Clarity on the Application of Spain’s Beckham Law

Published on 1 February 2024

Unlike its European neighbours such as Italy and Portugal, Spain has extended the tax incentives for workers and entrepreneurs who move their tax domicile to Spain under the so-called Beckham Law.

The Spanish Income Tax Regulation, published in December 2023, has introduced relevant changes to the inpatriate tax regime, that we would like to comment on in this article.

Before going into detail, a brief overview: Currently the Beckham Law applies not only to employees, but also to company directors with controlling rights over the company, entrepreneurs, highly qualified professionals, digital nomads and remote workers as well as workers, who carry out training, research and development activities. Furthermore, children under 25 and the spouse or partner of the taxpayer may also benefit from these tax incentives.
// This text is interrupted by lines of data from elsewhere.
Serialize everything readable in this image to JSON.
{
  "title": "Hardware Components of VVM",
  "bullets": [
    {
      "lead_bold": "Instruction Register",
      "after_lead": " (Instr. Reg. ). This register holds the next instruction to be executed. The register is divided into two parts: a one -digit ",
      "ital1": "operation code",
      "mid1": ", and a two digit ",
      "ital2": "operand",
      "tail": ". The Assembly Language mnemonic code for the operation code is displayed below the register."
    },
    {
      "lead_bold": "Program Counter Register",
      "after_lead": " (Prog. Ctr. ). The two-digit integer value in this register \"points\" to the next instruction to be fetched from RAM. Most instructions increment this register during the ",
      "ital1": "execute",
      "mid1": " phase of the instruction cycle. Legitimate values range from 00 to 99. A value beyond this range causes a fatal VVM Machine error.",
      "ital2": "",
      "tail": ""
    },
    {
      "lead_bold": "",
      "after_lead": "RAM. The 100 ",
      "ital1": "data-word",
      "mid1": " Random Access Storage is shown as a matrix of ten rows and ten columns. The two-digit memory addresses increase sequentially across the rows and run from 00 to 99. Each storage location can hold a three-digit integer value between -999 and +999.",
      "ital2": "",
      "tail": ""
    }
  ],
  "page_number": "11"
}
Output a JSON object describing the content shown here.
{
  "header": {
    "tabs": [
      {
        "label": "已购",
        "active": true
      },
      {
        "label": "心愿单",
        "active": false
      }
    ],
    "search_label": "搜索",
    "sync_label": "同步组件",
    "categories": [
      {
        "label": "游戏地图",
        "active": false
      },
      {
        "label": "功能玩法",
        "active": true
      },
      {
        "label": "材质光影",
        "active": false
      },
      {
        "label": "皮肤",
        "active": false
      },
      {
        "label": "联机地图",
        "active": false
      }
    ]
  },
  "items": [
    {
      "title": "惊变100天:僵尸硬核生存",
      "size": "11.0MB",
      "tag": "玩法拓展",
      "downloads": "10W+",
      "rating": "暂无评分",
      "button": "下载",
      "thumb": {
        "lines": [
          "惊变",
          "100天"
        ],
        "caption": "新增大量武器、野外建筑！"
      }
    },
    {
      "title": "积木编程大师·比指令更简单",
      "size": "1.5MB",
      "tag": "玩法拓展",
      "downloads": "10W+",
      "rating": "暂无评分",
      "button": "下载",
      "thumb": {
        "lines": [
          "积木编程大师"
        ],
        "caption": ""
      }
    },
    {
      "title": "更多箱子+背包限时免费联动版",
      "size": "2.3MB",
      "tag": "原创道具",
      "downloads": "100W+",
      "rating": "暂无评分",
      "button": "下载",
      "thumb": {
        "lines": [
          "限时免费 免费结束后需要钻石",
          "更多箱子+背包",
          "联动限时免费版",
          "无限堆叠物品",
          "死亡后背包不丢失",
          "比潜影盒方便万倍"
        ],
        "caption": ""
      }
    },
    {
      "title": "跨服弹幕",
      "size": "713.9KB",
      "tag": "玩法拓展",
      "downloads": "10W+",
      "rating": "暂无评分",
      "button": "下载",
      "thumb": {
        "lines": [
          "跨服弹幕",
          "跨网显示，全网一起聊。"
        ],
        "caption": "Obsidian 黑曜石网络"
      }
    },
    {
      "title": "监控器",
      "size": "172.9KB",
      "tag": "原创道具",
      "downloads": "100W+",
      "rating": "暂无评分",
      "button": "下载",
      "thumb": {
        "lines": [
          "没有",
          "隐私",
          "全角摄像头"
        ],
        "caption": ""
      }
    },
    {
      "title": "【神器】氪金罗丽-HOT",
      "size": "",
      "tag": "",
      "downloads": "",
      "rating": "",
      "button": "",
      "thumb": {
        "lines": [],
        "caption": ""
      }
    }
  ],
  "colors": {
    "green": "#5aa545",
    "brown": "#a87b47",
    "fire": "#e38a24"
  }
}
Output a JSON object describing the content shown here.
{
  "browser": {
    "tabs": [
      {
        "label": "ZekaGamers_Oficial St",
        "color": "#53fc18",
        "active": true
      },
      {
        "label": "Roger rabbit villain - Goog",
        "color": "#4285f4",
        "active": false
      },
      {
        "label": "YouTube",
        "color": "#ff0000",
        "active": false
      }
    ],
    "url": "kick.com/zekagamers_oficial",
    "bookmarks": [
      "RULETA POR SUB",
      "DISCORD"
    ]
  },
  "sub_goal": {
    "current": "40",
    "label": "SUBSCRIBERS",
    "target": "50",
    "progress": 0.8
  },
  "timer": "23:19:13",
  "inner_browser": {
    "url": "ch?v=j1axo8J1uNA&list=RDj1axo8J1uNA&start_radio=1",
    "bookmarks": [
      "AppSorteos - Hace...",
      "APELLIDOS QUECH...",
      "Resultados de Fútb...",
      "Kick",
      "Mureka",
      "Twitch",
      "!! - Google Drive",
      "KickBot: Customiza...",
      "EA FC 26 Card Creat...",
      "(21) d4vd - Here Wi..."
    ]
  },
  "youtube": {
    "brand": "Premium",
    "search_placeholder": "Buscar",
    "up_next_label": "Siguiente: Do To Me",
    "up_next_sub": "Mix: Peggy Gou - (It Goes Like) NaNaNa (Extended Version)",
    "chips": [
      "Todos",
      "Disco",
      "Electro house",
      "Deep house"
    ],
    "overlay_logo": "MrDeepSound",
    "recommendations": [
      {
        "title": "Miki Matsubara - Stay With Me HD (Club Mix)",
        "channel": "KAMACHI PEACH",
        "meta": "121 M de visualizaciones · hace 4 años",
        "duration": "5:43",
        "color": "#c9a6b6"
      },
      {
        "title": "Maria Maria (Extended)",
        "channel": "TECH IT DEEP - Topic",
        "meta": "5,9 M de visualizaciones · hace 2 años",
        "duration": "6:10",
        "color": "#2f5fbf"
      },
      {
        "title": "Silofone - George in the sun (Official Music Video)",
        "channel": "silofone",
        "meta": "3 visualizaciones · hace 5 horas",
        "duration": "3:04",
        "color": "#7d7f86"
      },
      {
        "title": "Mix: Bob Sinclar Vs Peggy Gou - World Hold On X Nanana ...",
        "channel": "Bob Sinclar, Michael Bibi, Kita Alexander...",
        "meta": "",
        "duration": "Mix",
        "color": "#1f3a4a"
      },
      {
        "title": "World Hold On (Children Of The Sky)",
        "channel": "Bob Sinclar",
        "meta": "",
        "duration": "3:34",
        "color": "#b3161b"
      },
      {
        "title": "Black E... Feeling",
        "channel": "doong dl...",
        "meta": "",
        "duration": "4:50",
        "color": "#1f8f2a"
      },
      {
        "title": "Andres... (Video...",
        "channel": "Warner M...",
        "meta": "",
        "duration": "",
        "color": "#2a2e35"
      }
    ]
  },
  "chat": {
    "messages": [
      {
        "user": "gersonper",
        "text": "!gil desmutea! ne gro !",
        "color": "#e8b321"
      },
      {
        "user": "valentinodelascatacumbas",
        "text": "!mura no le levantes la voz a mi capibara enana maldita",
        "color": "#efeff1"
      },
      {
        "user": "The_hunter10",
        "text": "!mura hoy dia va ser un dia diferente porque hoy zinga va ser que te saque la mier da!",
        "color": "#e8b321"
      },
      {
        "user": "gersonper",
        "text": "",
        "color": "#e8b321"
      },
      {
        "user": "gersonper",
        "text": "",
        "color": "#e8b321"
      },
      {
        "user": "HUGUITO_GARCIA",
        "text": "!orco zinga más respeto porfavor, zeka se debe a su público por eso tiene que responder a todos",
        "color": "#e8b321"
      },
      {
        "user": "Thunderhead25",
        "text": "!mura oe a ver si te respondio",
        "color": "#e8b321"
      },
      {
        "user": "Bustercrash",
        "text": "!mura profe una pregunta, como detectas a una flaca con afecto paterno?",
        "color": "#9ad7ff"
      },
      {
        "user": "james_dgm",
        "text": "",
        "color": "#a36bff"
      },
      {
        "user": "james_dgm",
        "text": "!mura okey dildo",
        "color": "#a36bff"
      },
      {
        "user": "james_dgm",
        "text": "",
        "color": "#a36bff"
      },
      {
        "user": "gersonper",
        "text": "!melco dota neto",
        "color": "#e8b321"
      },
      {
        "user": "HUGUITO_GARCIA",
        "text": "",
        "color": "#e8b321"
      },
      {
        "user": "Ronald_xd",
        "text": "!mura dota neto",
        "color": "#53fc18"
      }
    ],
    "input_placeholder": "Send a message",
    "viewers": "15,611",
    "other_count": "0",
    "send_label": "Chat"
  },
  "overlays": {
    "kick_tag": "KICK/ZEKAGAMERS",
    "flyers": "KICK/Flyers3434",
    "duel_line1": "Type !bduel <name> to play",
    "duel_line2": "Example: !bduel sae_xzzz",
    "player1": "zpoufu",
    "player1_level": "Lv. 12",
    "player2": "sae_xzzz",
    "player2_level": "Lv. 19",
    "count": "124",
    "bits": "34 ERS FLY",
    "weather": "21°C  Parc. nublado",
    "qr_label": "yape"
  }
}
Under this regime, income from work or economic activities of up to EUR 600,000 is taxed at a fixed rate of 24 %.

One of the changes that has come at the hand of the Income Tax Regulation aims at the promotion of entrepreneurship in Spain: the regulation defines the term “entrepreneurial activity” (actividad emprendedora) as any activity of an innovative nature or of special economic interest for Spain. To qualify for the inpatriate tax regime in this modality, a favourable assessment by the National Innovation Company (Empresa Nacional de Innovación, ENISA) is required, as well as the residence permit for the exercise of the entrepreneurial activity.

Another option is to be recognised as highly qualified professional. This classification is granted to professionals with relevant degrees or who work in key sectors such as research, development and innovation. Obviously, the academic qualification and residence permit (this applies especially to professionals from third countries) must have been obtained prior to moving to Spain. In addition, candidates require a certificate issued by the company or institution they are going to provide their services to, which prove that the legal requirements are met.

Finally, we would like to highlight that inpatriates in Spain may apply this tax regime retroactively, if they have acquired their tax residence in Spain in 2023 due to moving to Spain in 2022 or 2023 before the ministerial order passing the new application form entered into force. The application deadline for this tax regime is six months, starting on 16 December 2023. In any case, we recommend seeking professional tax advice regarding the application of this transitional provision, in order to determine the conditions for its correct application.

In short, the Beckham Law is an opportunity for Spanish companies to attract talent to our country, and this against the backdrop of the currently particularly complex situation for recruiting highly qualified professionals in Europe.